Required action
Provide the number of lines in the entries below containing "东海县南城首府小区南侧", with no further words.

Component data from apps and pages
====

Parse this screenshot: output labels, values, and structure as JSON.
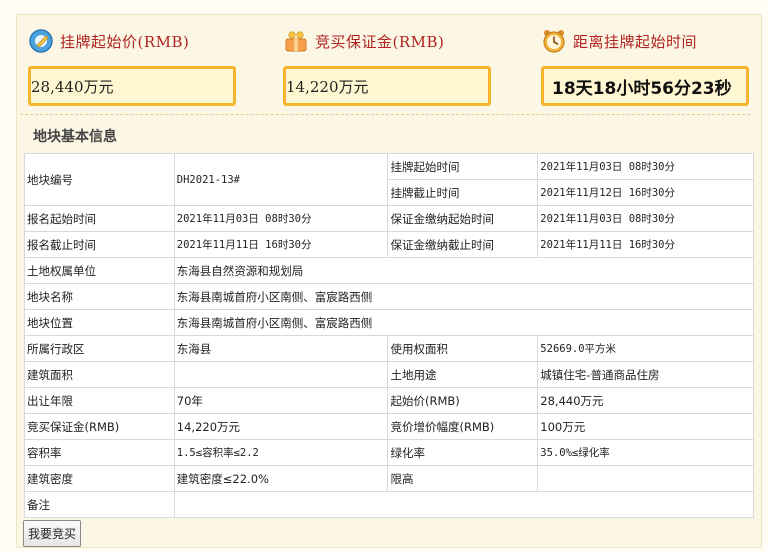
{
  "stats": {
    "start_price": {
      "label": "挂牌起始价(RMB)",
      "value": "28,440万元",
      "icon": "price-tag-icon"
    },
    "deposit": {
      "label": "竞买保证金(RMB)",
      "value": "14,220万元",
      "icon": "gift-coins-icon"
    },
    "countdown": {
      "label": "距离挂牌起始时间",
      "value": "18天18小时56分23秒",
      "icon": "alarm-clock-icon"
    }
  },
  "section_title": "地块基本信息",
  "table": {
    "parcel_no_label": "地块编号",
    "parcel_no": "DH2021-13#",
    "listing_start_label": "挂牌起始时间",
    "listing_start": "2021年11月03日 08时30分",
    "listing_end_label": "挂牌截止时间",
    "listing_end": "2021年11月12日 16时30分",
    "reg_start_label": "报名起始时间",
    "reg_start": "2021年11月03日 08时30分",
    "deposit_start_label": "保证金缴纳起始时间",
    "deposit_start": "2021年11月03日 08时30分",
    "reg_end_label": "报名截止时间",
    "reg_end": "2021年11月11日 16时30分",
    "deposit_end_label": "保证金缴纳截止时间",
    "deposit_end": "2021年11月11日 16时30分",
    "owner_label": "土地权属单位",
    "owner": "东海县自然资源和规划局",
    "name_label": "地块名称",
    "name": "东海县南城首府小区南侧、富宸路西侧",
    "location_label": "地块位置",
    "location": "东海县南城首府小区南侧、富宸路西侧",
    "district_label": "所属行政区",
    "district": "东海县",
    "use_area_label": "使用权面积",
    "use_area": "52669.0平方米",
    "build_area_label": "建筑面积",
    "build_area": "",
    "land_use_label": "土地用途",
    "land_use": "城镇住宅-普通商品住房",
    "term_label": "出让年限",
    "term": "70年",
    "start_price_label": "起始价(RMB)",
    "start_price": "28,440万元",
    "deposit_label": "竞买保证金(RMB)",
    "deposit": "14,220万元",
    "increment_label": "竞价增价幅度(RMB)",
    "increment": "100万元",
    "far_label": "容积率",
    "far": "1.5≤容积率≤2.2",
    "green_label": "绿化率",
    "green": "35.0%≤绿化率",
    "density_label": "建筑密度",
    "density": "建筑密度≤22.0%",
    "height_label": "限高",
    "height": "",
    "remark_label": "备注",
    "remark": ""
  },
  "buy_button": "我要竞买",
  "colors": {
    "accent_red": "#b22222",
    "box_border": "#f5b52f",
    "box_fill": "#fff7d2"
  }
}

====

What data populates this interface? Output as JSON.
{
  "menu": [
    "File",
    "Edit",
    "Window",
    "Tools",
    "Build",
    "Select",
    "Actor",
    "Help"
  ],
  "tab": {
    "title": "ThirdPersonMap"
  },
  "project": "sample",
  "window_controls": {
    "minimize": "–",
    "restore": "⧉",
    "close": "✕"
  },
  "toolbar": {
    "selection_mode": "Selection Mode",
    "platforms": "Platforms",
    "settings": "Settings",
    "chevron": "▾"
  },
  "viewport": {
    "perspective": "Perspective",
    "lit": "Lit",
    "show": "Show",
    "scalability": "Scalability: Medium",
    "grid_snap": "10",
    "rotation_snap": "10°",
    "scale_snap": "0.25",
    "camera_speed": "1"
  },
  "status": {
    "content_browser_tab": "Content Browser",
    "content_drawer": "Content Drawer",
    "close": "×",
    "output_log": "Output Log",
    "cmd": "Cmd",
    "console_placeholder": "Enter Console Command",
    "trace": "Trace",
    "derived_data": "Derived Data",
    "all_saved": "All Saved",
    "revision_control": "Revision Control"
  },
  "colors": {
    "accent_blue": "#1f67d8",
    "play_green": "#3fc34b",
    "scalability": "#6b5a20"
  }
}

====

Exercise response
2